Table: Overview of partition coefficient between the water and soil compartment

Reference

KD-value

Bunzl and Schimmack (1989) - E-horizon 

44 (log KD: 1.64) 

Kami-Ishikawa and Tagami (2008) upland soil 

220 (log KD: 2.34 ) 

Kami-Ishikawa and Tagami (2008) upland soil 

400 (log KD: 2.60) 

 

Geometric mean

157.03 (log KD: 2.20)

Conclusion:

For the sediment compartment, two values were identified, i. e., a literature value of 40.04 L/kg based on a limited data set (n=5) and the value of 861.2 L/Kg which was derived for with the data generated in the FOREGS monitoring survey (Salminen et al, 2005).

The latter value was put forward as a typical value for the sediment compartment: literature data were primarily relevant for sandy soils which have a low affinity for metals due to their low clay and organic matter content; therefore they are not representative for silty, loamy and clayey soils.

FOREGS data represents a large amount of samples (>800) representing the whole of Europe; and strontium levels in water and sediment were determined in a uniform way.

Based on the data provided inCrommentuyn et al (1997)it can be concluded that the sediment KD of cationic metals (e. g., Ba, Be, Cd, Co, Cu, Pb, Ni, Zn) is always at least one order of magnitude higher than the soil KD, with differences up to 3 orders of magnitude. Taking into account that literature KD-values for soil were situated between 44 and 400 L/kg, a sediment KD of 40.04 L/kg (based on literature data) would be unlikely.

No data were identified for particulate suspended matter. A partition coefficient for this compartment, however, can be estimated, based on the partition coefficient for sediment which is increased by a factor of 1.5 (Stortelder et al, 1989; Van de Meent et al, 1990) to account for the weaker adsorption of sediments as compared to particulate matter (DBW/RIZA, 1989): the relatively strong adsorption of metals by particulate matter is probably related to the relatively high organic matter and clay content (size fraction < 2 µm).Bockting et al (1992) indicated that this factor of 1.5 remains an assumption and use of this value should be dome with caution.

According to this methodology, a KD, spm of 1291.8 L/kg (i. e., log KD, spm of 3.11) is derived for this compartment.

For the soil compartment the geometric mean of three literature data points is put forward as a typical value for the Sr-KD for soil, i. e., 157.03 L/kg (log KD: 2.20)

A summary of the KD-values for the different environmental compartments is given below:

Compartment

Kd-value (L/kg) 

Log Kd 

Reference

Sediment 

861.2 

2.94 

Salminen et al (2005; FOREGS data) 

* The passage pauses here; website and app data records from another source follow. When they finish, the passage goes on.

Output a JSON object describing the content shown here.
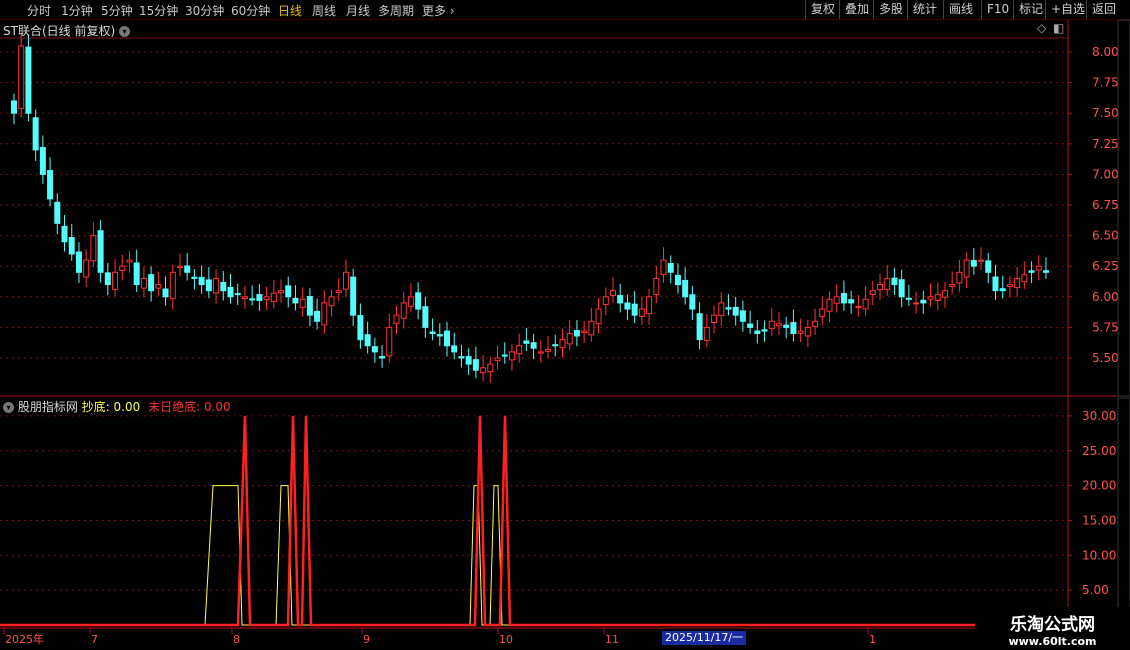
{
  "tabs": [
    "分时",
    "1分钟",
    "5分钟",
    "15分钟",
    "30分钟",
    "60分钟",
    "日线",
    "周线",
    "月线",
    "多周期",
    "更多"
  ],
  "active_tab": "日线",
  "right_buttons": [
    "复权",
    "叠加",
    "多股",
    "统计",
    "画线",
    "F10",
    "标记",
    "+自选",
    "返回"
  ],
  "main_title": "ST联合(日线 前复权)",
  "price_axis": [
    "8.00",
    "7.75",
    "7.50",
    "7.25",
    "7.00",
    "6.75",
    "6.50",
    "6.25",
    "6.00",
    "5.75",
    "5.50"
  ],
  "indicator": {
    "name": "股朋指标网",
    "line1_label": "抄底:",
    "line1_value": "0.00",
    "line2_label": "末日绝底:",
    "line2_value": "0.00"
  },
  "indicator_axis": [
    "30.00",
    "25.00",
    "20.00",
    "15.00",
    "10.00",
    "5.00"
  ],
  "date_axis": [
    "2025年",
    "7",
    "8",
    "9",
    "10",
    "11",
    "1"
  ],
  "cursor_date": "2025/11/17/一",
  "watermark": {
    "title": "乐淘公式网",
    "url": "www.60lt.com"
  },
  "colors": {
    "up": "#ff3232",
    "down": "#54fcfc",
    "line1": "#ffff54",
    "line2": "#ff2020",
    "grid": "#7a1010"
  }
}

Suspended particulate matter 

1,291.8 

3.11 

Estimated data (ratio of 1.5 on KD,sediment) 

Soil 

157.03 

2.20 

Bunzl and Schimmack (1989);Kami-Ishikawa and Tagami (2008)

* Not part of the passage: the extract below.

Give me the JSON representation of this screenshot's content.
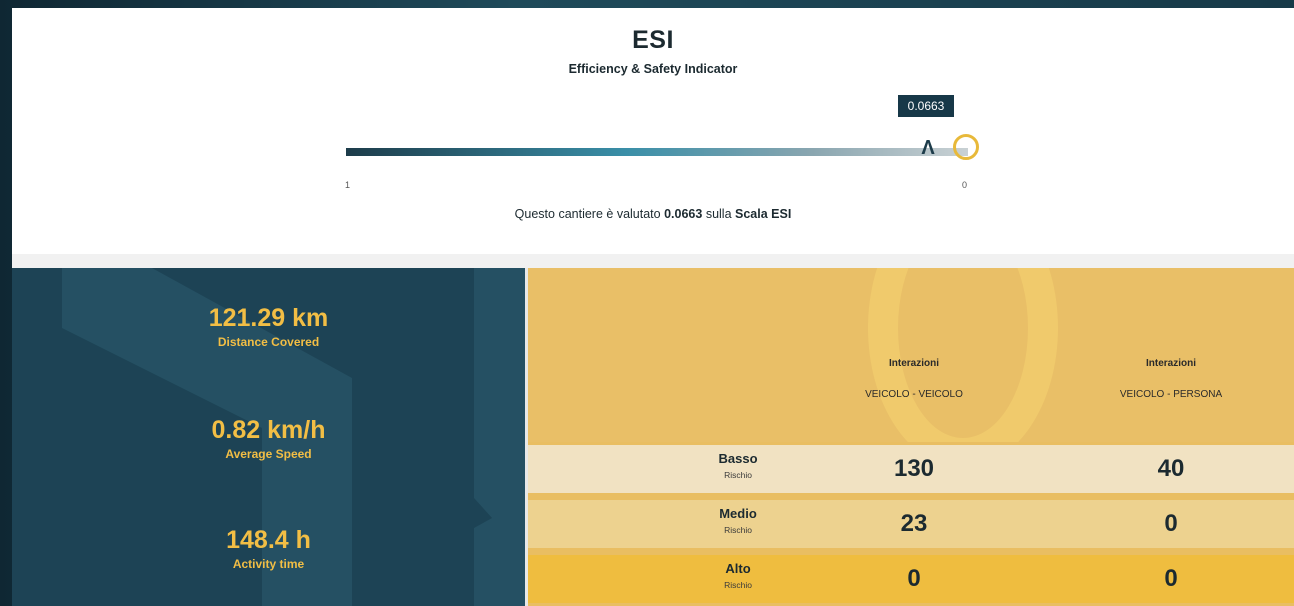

References:

Crommentuyn T, et al. (1997): Maximum permissible concentrations and negligible concentrations for metals, taking background concentrations into account.

RIVM Report No. 601501001.

Stortelder P.B.M., et al. (1989). Perspectives for water organisms (part 1 and 2) DBW/RIZA Nota No. 89.016a+b, Lelystad, The Netherlands.

Van de Meent, D. et al. (1990): Objective Quality. Background study as a support for the regulatory report on 'Environmental Quality Objectives for Water and Soil, RIVM Report 670101001

Bockting, G.J.M., et al. (1992): Soil-water partition coefficients for some trace metals, national institute of public health and environmental protection, report no. 679101003, Bilthoven, The Netherlands, pp. 51

ATSDR (2006) Toxicological profile for hydrogen sulfide. Cihacek LJ, Bremner JM. 1993. Characterization of the sulfur retained by soils exposed to hydrogen sulfide. Commun Soil Sci Plant Anal 24:85-92. Jørgensen BB. 1982. Ecology of the bacteria of the sulphur cycle with special reference to anoxic-oxic interface environments. Philos Trans R Soc Lond B Biol Sci 298:543-561.

Smith KA, Bremner JM, Tabatalag MA. 1973. Sorption of gaseous atmospheric pollutants by soils. Soil Sci 116:313-319.


Other adsorption coefficient indicated as dimensionless:
- log Kp (solids-water in sediment) ,2.94
- log Kp (solids-water in suspended matter) ,3.11
- log Kp (solids-water in soil) ,2.2